Therefore, preserving the past for the benefits of the city does not take primacy over a clear and legitimate need for new purposing of land that also benefits the city. The key is that both benefit the city. Gorman & Company and its client, Gracie Community Church, are just as right to make their proposals as the residents of University Heights are to ask questions and make comments about their proposals. The goal is for both groups to focus on ensuring appropriate measures are taken to include each of the concepts that make a living city and blend them together to form a design. Protest signs that say “Not in my backyard,” “Is this a church or a business?” and “Who gains? Not Tempe’s citizens!” become as distracted and inciting as a six-story design that does not respond to greater context of the site and that oversteps the specifications of an agreed-upon general plan.

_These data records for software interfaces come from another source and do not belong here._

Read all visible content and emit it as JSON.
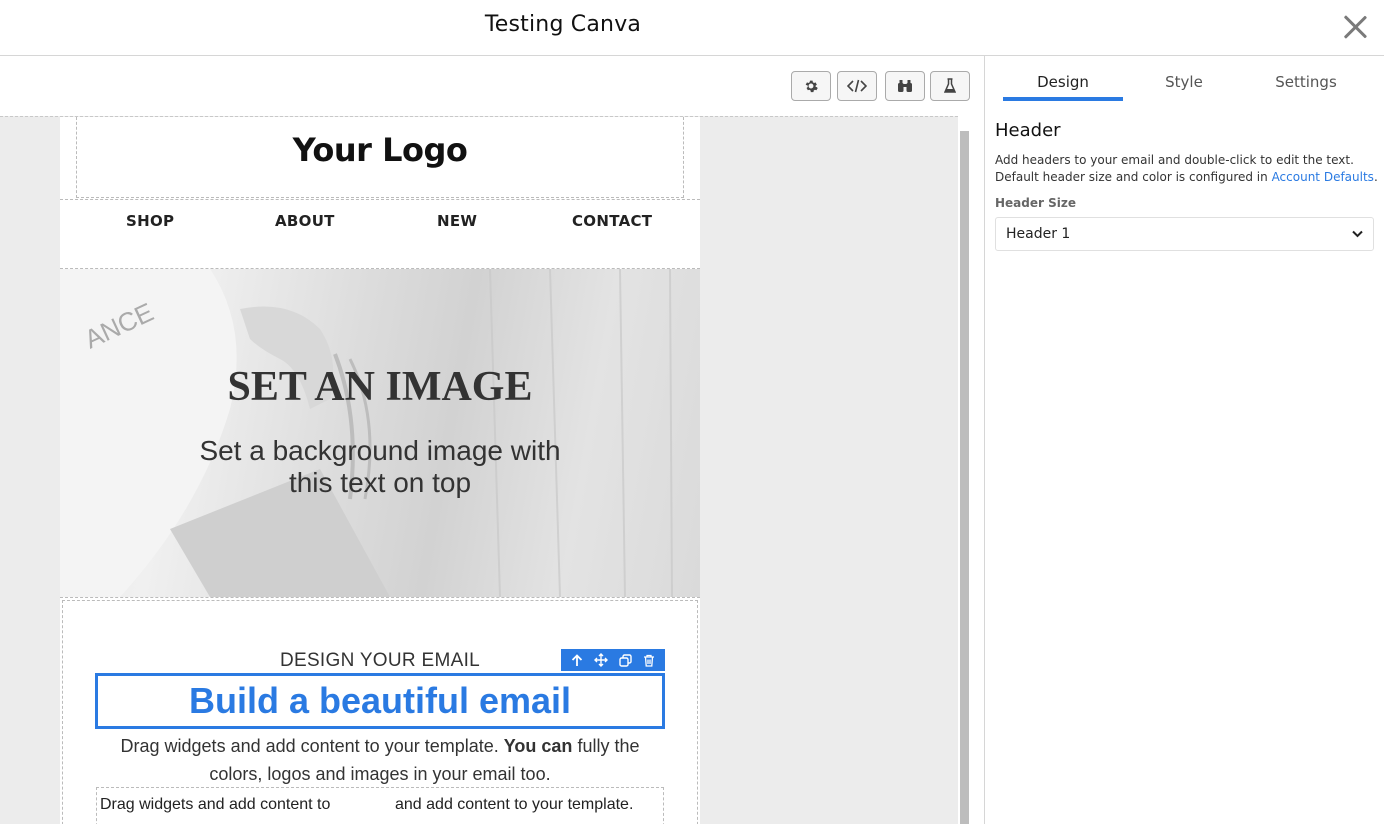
{
  "app": {
    "title": "Testing Canva"
  },
  "toolbar": {
    "icons": [
      "gear-icon",
      "code-icon",
      "binoculars-icon",
      "flask-icon"
    ]
  },
  "email": {
    "logo": "Your Logo",
    "nav": [
      "SHOP",
      "ABOUT",
      "NEW",
      "CONTACT"
    ],
    "hero": {
      "heading": "SET AN IMAGE",
      "text": "Set a background image with this text on top"
    },
    "eyebrow": "DESIGN YOUR EMAIL",
    "headline": "Build a beautiful email",
    "para_pre": "Drag widgets and add content to your template. ",
    "para_bold": "You can",
    "para_post": " fully the colors, logos and images in your email too.",
    "col_left": "Drag widgets and add content to",
    "col_right": "and add content to your template."
  },
  "widget_toolbar": {
    "icons": [
      "arrow-up-icon",
      "move-icon",
      "duplicate-icon",
      "trash-icon"
    ]
  },
  "panel": {
    "tabs": [
      "Design",
      "Style",
      "Settings"
    ],
    "active_tab": "Design",
    "section_title": "Header",
    "description": "Add headers to your email and double-click to edit the text. Default header size and color is configured in ",
    "link": "Account Defaults",
    "desc_end": ".",
    "field_label": "Header Size",
    "field_value": "Header 1"
  },
  "colors": {
    "accent": "#2a7ae2"
  }
}
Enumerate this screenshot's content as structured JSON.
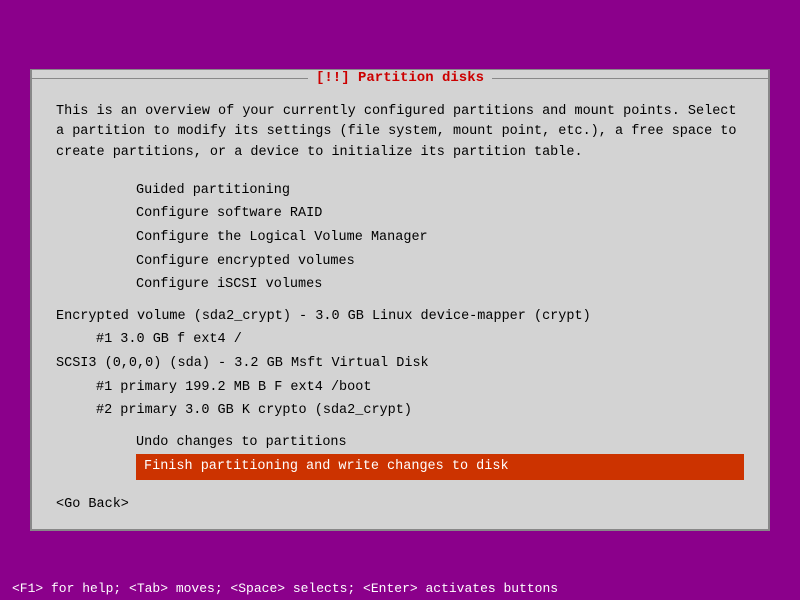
{
  "title": "[!!] Partition disks",
  "description": "This is an overview of your currently configured partitions and mount points. Select a partition to modify its settings (file system, mount point, etc.), a free space to create partitions, or a device to initialize its partition table.",
  "menu_items": [
    "Guided partitioning",
    "Configure software RAID",
    "Configure the Logical Volume Manager",
    "Configure encrypted volumes",
    "Configure iSCSI volumes"
  ],
  "partitions": {
    "encrypted_header": "Encrypted volume (sda2_crypt) - 3.0 GB Linux device-mapper (crypt)",
    "encrypted_entry": "#1          3.0 GB     f  ext4        /",
    "scsi_header": "SCSI3 (0,0,0) (sda) - 3.2 GB Msft Virtual Disk",
    "scsi_entry1": "#1  primary   199.2 MB  B  F  ext4      /boot",
    "scsi_entry2": "#2  primary     3.0 GB     K  crypto    (sda2_crypt)"
  },
  "actions": {
    "undo": "Undo changes to partitions",
    "finish": "Finish partitioning and write changes to disk"
  },
  "go_back": "<Go Back>",
  "status_bar": "<F1> for help; <Tab> moves; <Space> selects; <Enter> activates buttons"
}
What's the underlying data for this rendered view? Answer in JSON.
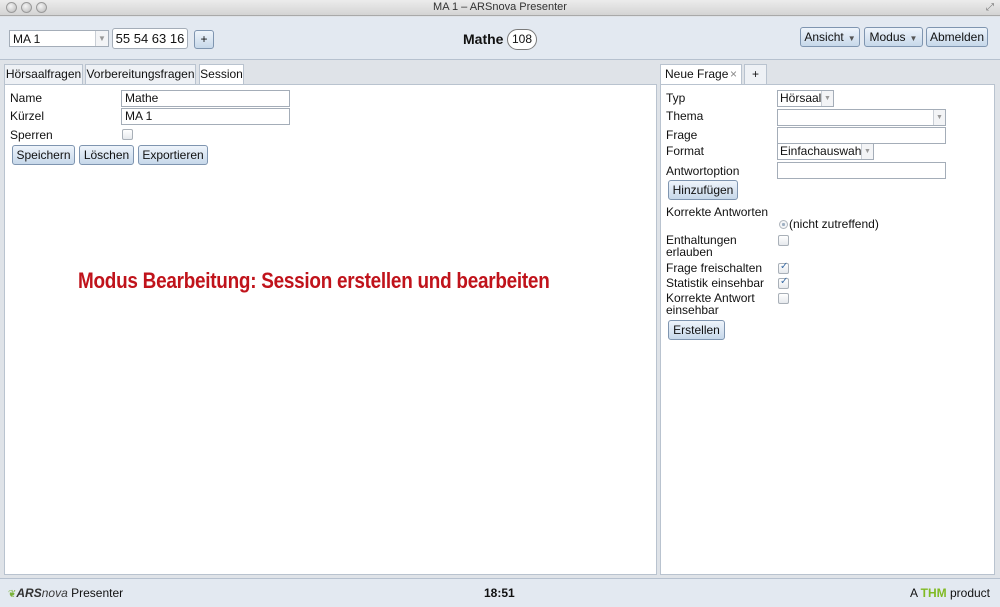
{
  "window": {
    "title": "MA 1 – ARSnova Presenter"
  },
  "toolbar": {
    "session_select": "MA 1",
    "session_key": "55 54 63 16",
    "add_label": "+",
    "session_name": "Mathe",
    "user_count": "108",
    "view_menu": "Ansicht",
    "mode_menu": "Modus",
    "logout": "Abmelden"
  },
  "left": {
    "tabs": [
      "Hörsaalfragen",
      "Vorbereitungsfragen",
      "Session"
    ],
    "active_tab": "Session",
    "form": {
      "name_label": "Name",
      "name_value": "Mathe",
      "short_label": "Kürzel",
      "short_value": "MA 1",
      "lock_label": "Sperren",
      "lock_checked": false
    },
    "buttons": {
      "save": "Speichern",
      "delete": "Löschen",
      "export": "Exportieren"
    },
    "overlay_caption": "Modus Bearbeitung: Session erstellen und bearbeiten"
  },
  "right": {
    "tabs": {
      "new_question": "Neue Frage",
      "close": "×",
      "add": "+"
    },
    "form": {
      "type_label": "Typ",
      "type_value": "Hörsaal",
      "topic_label": "Thema",
      "topic_value": "",
      "question_label": "Frage",
      "question_value": "",
      "format_label": "Format",
      "format_value": "Einfachauswahl",
      "answer_option_label": "Antwortoption",
      "answer_option_value": "",
      "add_button": "Hinzufügen",
      "correct_answers_label": "Korrekte Antworten",
      "correct_answers_none": "(nicht zutreffend)",
      "abstain_label_1": "Enthaltungen",
      "abstain_label_2": "erlauben",
      "abstain_checked": false,
      "release_label": "Frage freischalten",
      "release_checked": true,
      "stats_label": "Statistik einsehbar",
      "stats_checked": true,
      "correct_visible_label_1": "Korrekte Antwort",
      "correct_visible_label_2": "einsehbar",
      "correct_visible_checked": false,
      "create_button": "Erstellen"
    }
  },
  "footer": {
    "brand_ars": "ARS",
    "brand_nova": "nova",
    "brand_presenter": "Presenter",
    "time": "18:51",
    "thm_prefix": "A",
    "thm_name": "THM",
    "thm_suffix": "product"
  },
  "colors": {
    "accent_red": "#c0131b",
    "thm_green": "#80ba24",
    "toolbar_bg": "#e3e9f1"
  }
}
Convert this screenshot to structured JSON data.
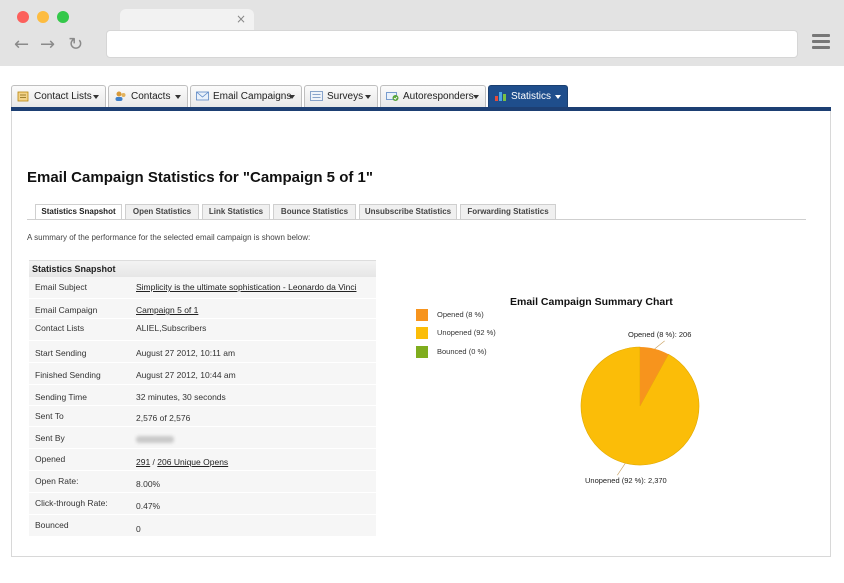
{
  "browser": {
    "tab_close": "×",
    "back_icon": "←",
    "forward_icon": "→",
    "reload_icon": "↻"
  },
  "app_tabs": [
    {
      "label": "Contact Lists",
      "icon": "contact-lists-icon"
    },
    {
      "label": "Contacts",
      "icon": "contacts-icon"
    },
    {
      "label": "Email Campaigns",
      "icon": "envelope-icon"
    },
    {
      "label": "Surveys",
      "icon": "survey-form-icon"
    },
    {
      "label": "Autoresponders",
      "icon": "autoresponder-icon"
    },
    {
      "label": "Statistics",
      "icon": "bar-chart-icon",
      "active": true
    }
  ],
  "page_title": "Email Campaign Statistics for \"Campaign 5 of 1\"",
  "sub_tabs": [
    "Statistics Snapshot",
    "Open Statistics",
    "Link Statistics",
    "Bounce Statistics",
    "Unsubscribe Statistics",
    "Forwarding Statistics"
  ],
  "summary_text": "A summary of the performance for the selected email campaign is shown below:",
  "snapshot": {
    "heading": "Statistics Snapshot",
    "rows": [
      {
        "label": "Email Subject",
        "value": "Simplicity is the ultimate sophistication - Leonardo da Vinci",
        "link": true
      },
      {
        "label": "Email Campaign",
        "value": "Campaign 5 of 1",
        "link": true
      },
      {
        "label": "Contact Lists",
        "value": "ALIEL,Subscribers"
      },
      {
        "label": "Start Sending",
        "value": "August 27 2012, 10:11 am"
      },
      {
        "label": "Finished Sending",
        "value": "August 27 2012, 10:44 am"
      },
      {
        "label": "Sending Time",
        "value": "32 minutes, 30 seconds"
      },
      {
        "label": "Sent To",
        "value": "2,576 of 2,576"
      },
      {
        "label": "Sent By",
        "value": ""
      },
      {
        "label": "Opened",
        "value_link_1": "291",
        "value_sep": " / ",
        "value_link_2": "206 Unique Opens"
      },
      {
        "label": "Open Rate:",
        "value": "8.00%"
      },
      {
        "label": "Click-through Rate:",
        "value": "0.47%"
      },
      {
        "label": "Bounced",
        "value": "0"
      }
    ]
  },
  "chart_data": {
    "type": "pie",
    "title": "Email Campaign Summary Chart",
    "legend": [
      "Opened (8 %)",
      "Unopened (92 %)",
      "Bounced (0 %)"
    ],
    "legend_position": "left",
    "slices": [
      {
        "name": "Opened",
        "value": 206,
        "percent": 8,
        "color": "#f7941d",
        "label": "Opened (8 %): 206"
      },
      {
        "name": "Unopened",
        "value": 2370,
        "percent": 92,
        "color": "#fbbd08",
        "label": "Unopened (92 %): 2,370"
      },
      {
        "name": "Bounced",
        "value": 0,
        "percent": 0,
        "color": "#7fad1e"
      }
    ]
  }
}
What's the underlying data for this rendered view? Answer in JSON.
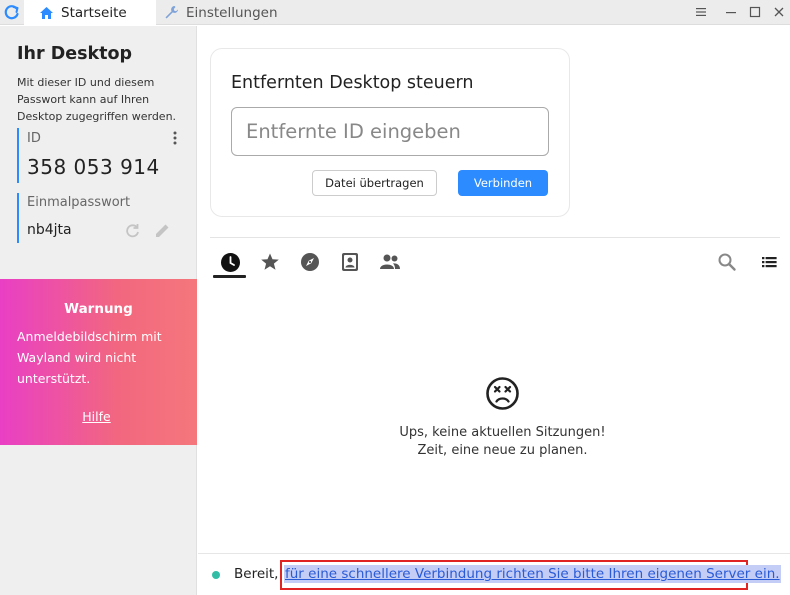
{
  "titlebar": {
    "tabs": [
      {
        "label": "Startseite",
        "icon": "home-icon",
        "active": true
      },
      {
        "label": "Einstellungen",
        "icon": "wrench-icon",
        "active": false
      }
    ],
    "controls": [
      "menu-icon",
      "minimize-icon",
      "maximize-icon",
      "close-icon"
    ]
  },
  "left_panel": {
    "title": "Ihr Desktop",
    "description": "Mit dieser ID und diesem Passwort kann auf Ihren Desktop zugegriffen werden.",
    "id_label": "ID",
    "id_value": "358 053 914",
    "password_label": "Einmalpasswort",
    "password_value": "nb4jta"
  },
  "warning": {
    "title": "Warnung",
    "text": "Anmeldebildschirm mit Wayland wird nicht unterstützt.",
    "link": "Hilfe"
  },
  "connect": {
    "title": "Entfernten Desktop steuern",
    "placeholder": "Entfernte ID eingeben",
    "transfer_label": "Datei übertragen",
    "connect_label": "Verbinden"
  },
  "nav_tabs": [
    "recent-sessions-icon",
    "favorites-icon",
    "discovered-icon",
    "address-book-icon",
    "group-icon"
  ],
  "empty_state": {
    "line1": "Ups, keine aktuellen Sitzungen!",
    "line2": "Zeit, eine neue zu planen."
  },
  "status": {
    "ready": "Bereit,",
    "link": "für eine schnellere Verbindung richten Sie bitte Ihren eigenen Server ein."
  },
  "colors": {
    "accent": "#2c8cff",
    "warning_gradient_start": "#e93fc5",
    "warning_gradient_end": "#f5777c",
    "status_ok": "#32bea6",
    "highlight_border": "#e02424"
  }
}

The statements given by the developer and representatives from the neighborhood at the final city council meeting can represent the necessity of being critical, sensitive and forthcoming when it comes to communication. Many residents said they weren’t opposed to Grace Community Church’s mission of helping those who are less fortunate, but countered their new development was out of scale for their neighborhood. Representatives from Gorman & Company said they were open to working with residents, and explained changes that were made and how the development will be managed. Gorman & Company willingly pared down its density goals, but also justified why it was interested in having a higher density. Residents’ worry about safety and crime remained relatively free of prejudice that can be associated with low-income housing (though the same cannot be said for comment boards on local coverage of the development). One representative of the neighborhood who spoke at the final meeting was upset that showers were still being planned for the fourth-floor fitness center that only residents had access to because she questioned how safe the neighborhood would be if Gracie’s Village offered a shower service for the homeless as part of its ministry. It was clear the developer and designer separated the function of public showers for the homeless and a reasonable amenity offered in similar dwellings by placing the showers in a space that would be difficult for non-residents to access. Adjusting the height and density of Gracie’s Village was an appropriate and necessary measure that both parties can hopefully shake hands on and call good. The debate is over what is reasonable for the lot, and most of the discussion stuck to that. Criticism that likened the development as a pet project of the city council that, as one resident said, “is like a teenage boy who has a fixation on ‘big units’” is not an effective part of the planning process.
It’s possible for cities to meet the multiple needs of its many dwellers without having them believe their interests are at odds. Research, reflection and representation are key for stakeholders when planning, as the groups of people who worked together to make Gracie’s Village work for its complex context of historic property and TOD.
Photo Credit: Photo courtesy of the author.Tags: city of tempe, Gorman & Company, Gracie's Village, Historic District, Tempe City Council, transit oriented development